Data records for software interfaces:
Start of Block
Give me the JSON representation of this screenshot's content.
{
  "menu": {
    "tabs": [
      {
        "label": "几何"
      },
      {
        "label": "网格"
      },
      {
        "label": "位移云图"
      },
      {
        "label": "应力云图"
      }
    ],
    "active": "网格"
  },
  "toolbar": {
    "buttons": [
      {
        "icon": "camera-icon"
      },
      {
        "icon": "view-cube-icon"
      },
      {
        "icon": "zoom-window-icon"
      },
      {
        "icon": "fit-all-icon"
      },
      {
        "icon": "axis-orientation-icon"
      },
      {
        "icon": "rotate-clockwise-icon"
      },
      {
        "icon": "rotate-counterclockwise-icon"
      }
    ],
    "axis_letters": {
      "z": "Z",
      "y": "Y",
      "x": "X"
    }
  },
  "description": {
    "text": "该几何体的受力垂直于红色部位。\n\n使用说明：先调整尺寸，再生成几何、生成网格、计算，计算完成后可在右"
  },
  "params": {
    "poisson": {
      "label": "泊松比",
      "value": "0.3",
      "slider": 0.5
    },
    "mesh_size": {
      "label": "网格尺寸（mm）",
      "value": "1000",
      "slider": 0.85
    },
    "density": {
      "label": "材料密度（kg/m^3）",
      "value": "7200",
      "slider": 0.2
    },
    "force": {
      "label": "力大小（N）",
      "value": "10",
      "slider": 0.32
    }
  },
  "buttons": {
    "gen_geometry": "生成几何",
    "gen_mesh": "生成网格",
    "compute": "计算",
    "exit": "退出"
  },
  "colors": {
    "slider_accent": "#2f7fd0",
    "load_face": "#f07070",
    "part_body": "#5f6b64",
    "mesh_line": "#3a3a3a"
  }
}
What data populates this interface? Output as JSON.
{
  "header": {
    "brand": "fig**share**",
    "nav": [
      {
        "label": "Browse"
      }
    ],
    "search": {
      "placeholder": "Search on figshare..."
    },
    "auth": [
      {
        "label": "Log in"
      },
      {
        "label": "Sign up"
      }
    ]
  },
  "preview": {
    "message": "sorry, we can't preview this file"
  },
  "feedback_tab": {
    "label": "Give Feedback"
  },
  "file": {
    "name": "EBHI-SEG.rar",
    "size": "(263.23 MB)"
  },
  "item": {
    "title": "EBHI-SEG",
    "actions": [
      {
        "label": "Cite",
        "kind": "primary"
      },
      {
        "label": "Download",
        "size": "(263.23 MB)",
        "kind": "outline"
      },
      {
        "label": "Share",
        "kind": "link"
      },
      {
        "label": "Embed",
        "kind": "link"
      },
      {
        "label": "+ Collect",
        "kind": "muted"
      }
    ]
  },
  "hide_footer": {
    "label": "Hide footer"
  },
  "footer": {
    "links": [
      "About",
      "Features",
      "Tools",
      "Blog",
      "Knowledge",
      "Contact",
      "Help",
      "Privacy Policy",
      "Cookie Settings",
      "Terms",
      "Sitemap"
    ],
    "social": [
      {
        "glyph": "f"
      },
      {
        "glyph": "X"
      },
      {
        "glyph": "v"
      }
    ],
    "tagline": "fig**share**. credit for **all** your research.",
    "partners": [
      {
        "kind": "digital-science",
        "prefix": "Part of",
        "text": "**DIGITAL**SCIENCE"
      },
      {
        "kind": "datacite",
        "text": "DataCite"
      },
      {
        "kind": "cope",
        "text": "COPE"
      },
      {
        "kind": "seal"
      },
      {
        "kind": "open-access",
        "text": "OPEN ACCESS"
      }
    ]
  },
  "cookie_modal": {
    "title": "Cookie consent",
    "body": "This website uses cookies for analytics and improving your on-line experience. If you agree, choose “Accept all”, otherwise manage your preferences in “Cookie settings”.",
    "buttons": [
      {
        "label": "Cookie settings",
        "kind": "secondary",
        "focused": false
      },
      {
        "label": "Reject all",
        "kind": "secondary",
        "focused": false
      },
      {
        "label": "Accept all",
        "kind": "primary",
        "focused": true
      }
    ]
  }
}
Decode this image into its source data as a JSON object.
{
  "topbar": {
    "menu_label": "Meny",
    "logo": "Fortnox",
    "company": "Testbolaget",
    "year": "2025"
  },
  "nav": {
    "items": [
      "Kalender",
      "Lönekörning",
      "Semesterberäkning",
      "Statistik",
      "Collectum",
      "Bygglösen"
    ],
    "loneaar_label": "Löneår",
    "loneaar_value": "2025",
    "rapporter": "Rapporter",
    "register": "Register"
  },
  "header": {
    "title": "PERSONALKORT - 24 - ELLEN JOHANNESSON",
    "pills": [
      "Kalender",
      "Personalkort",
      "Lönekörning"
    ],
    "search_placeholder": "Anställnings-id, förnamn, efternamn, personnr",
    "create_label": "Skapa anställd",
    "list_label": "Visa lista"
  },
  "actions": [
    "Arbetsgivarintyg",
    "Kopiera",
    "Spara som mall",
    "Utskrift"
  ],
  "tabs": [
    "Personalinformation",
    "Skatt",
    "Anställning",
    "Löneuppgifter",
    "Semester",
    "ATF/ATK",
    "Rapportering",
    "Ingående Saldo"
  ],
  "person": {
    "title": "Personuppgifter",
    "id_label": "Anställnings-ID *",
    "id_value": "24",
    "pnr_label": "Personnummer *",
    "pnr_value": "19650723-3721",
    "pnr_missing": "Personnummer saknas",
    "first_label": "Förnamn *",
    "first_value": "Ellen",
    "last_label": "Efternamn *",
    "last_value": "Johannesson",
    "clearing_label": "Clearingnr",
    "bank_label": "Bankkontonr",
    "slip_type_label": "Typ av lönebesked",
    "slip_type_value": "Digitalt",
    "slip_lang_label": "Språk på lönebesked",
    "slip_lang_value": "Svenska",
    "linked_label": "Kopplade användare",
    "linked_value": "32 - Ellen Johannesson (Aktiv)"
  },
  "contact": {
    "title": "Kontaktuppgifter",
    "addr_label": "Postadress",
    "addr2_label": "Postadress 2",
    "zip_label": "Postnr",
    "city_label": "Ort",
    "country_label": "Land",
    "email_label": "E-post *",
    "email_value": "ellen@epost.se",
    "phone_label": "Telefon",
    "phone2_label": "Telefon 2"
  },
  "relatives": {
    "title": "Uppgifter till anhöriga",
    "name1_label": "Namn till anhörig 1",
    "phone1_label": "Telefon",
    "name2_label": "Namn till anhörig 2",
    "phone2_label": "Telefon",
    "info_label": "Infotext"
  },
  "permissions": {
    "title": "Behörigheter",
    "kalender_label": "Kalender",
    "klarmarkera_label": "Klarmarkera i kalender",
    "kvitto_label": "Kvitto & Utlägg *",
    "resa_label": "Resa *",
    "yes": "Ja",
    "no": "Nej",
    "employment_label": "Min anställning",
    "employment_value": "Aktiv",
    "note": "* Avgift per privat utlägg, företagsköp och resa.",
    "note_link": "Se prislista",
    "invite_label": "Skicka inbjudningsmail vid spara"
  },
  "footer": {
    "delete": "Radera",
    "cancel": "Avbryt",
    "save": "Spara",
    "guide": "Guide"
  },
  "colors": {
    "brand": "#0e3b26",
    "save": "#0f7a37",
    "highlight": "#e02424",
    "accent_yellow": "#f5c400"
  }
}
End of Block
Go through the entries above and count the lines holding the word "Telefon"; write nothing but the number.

REPLY TO THE TASK: 4